It was about 3:30 p.m., and the three young men, one 19, one 16 and one 17, had tried to break into Trammell’s neighbor’s home.
Trammell, who’s 52 and has asthma, chased after them up a dirt hill and toward the woods behind the house.
He got about 20 or 30 yards into the woods, he said, and he saw them. They apparently stopped to catch their breath, not knowing they were being followed.
“I pulled out my firearm and aimed at them and told him to hit the ground,” he said.
Trammell said he didn’t plan on firing unless someone pulled a gun on him.
One of the suspects hit the ground. The other two kept running.

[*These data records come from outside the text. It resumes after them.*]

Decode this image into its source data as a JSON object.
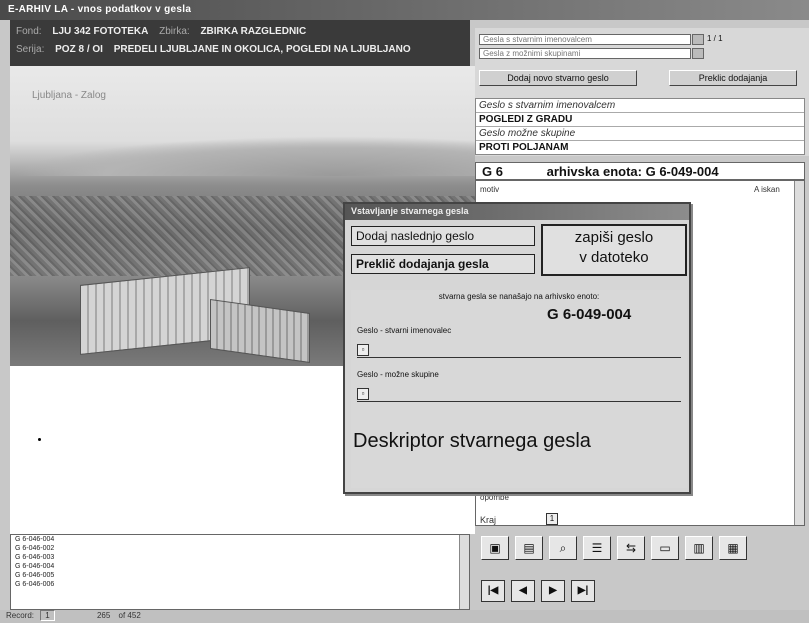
{
  "window": {
    "title": "E-ARHIV  LA - vnos podatkov v gesla"
  },
  "header": {
    "row1": {
      "label": "Fond:",
      "value": "LJU 342  FOTOTEKA",
      "label2": "Zbirka:",
      "value2": "ZBIRKA RAZGLEDNIC"
    },
    "row2": {
      "label": "Serija:",
      "value": "POZ 8 / OI",
      "value2": "PREDELI LJUBLJANE IN OKOLICA, POGLEDI NA LJUBLJANO"
    }
  },
  "photo": {
    "caption": "Ljubljana - Zalog"
  },
  "right_panel": {
    "combo1": "Gesla s stvarnim imenovalcem",
    "combo2": "Gesla z možnimi skupinami",
    "combo_counter": "1 / 1",
    "add_keyword_button": "Dodaj novo stvarno geslo",
    "kw_button2": "Preklic dodajanja",
    "kw_label1": "Geslo s stvarnim imenovalcem",
    "kw_value1": "POGLEDI Z GRADU",
    "kw_label2": "Geslo možne skupine",
    "kw_value2": "PROTI POLJANAM"
  },
  "archive": {
    "prefix": "G 6",
    "title": "arhivska enota:",
    "code": "G 6-049-004",
    "motiv_label": "motiv",
    "a_label": "A iskan",
    "notes_label": "opombe",
    "bottom_label": "Kraj",
    "bottom_value": "1"
  },
  "dialog": {
    "title": "Vstavljanje stvarnega gesla",
    "add_next_button": "Dodaj naslednjo geslo",
    "cancel_button": "Preklič dodajanja gesla",
    "save_button_line1": "zapiši geslo",
    "save_button_line2": "v datoteko",
    "info_text": "stvarna gesla se nanašajo na arhivsko enoto:",
    "unit_code": "G 6-049-004",
    "field1_label": "Geslo - stvarni imenovalec",
    "field2_label": "Geslo - možne skupine",
    "descriptor": "Deskriptor stvarnega gesla"
  },
  "left_list": {
    "items": [
      "G 6-046-004",
      "G 6-046-002",
      "G 6-046-003",
      "G 6-046-004",
      "G 6-046-005",
      "G 6-046-006"
    ]
  },
  "toolbar": {
    "icons": [
      "record-icon",
      "form-icon",
      "search-icon",
      "list-icon",
      "filter-icon",
      "gallery-icon",
      "chart-icon",
      "print-icon"
    ],
    "nav": [
      "|◀",
      "◀",
      "▶",
      "▶|"
    ]
  },
  "statusbar": {
    "record_label": "Record:",
    "record_value": "1",
    "position": "265",
    "of_total": "of 452"
  }
}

He walked up to the one who got down on the ground and told him to lay flat on his stomach and cross his legs — Trammell said he’d seen that in a safety video somewhere. At this point Blake Wood, his neighbor’s son who he had heard yelling earlier and was afraid had been shot, came up with a shotgun in his hands. The two shots Trammell heard were Wood firing into the ground to scare the suspects away.
Trammell asked the suspect for his name and his age. He was 17 years old. Wood asked him if he had a weapon on him. He said he did.
Trammell fished the revolver out of the suspect’s front pocket and found that it only had two rounds in it, and they were at the bottom of the cylinder. If he had pulled the trigger, Trammell said, it would’ve just clicked.
Then, Trammell said, the suspect told them he had to urinate. Trammell told him he could, if he did it from his knees. The suspect was facing uphill.
“I said ‘son, you might want to turn around and pee downhill,'” he said
After that, Trammell and Wood walked the suspect down and sat him down on a stump.
“I warned him ‘if you make any sudden moves, I’m going to take it as a threat against my life and I’m going to fire,'” he said. “He was scared to death. He knew he had just made the biggest mistake of his life. I knew he wasn’t going to try anything. ”
A Jefferson County sheriff’s deputy arrived and cuffed him, and then three more deputies arrived and started into the woods to find the other two suspects. One deputy turned to Trammell and said “let’s go get ‘em,” Trammell said. So he followed.
They tracked the suspects into another neighborhood, but couldn’t find them. Another patrol car found the suspects in a vehicle on Highway 75, and they went there so Trammell could identify them. Even though he hadn’t seen their faces, he recognized their clothing.
They went back to the cul-de-sac so the other witnesses could identify them.
The two juvenile suspects face charges of second-degree burglary and criminal mischief and were taken to the Jefferson County Youth Detention Facility, according to the sheriff’s office. The 19-year-old suspect, Contrell Dreonte Heard, was held in the Jefferson County Jail on charges of second-degree burglary and second-degree marijuana possession.
“This is a great example of neighbors looking out for each other,” sheriff’s Chief Deputy Randy Christian told AL.com. “Because of that, three criminals were caught. We love it when the good guys beat the bad guys.”
Trammell said he and Wood talked about it and neither wanted to have to shoot anyone.
“[Wood] said he didn’t want to shoot anybody,” he said. “I said I didn’t either. Never want to do that. I hope that never happens. But you do what you have to do to protect your family.”
Trammell said he trains with firearm safety so he knows how to do the right thing and is able to keep his family and his neighbors safe. That’s why he always stays ready.
“If I’m awake, I’m packing heat,” he said.
It was the first time he’s ever had to put that preparation to the test.
“It was just a thing where instincts took over,” he said. “It’s something I had prayed about before. If I ever get in this situation, Lord, let me be focused. Don’t let me make a mistake.”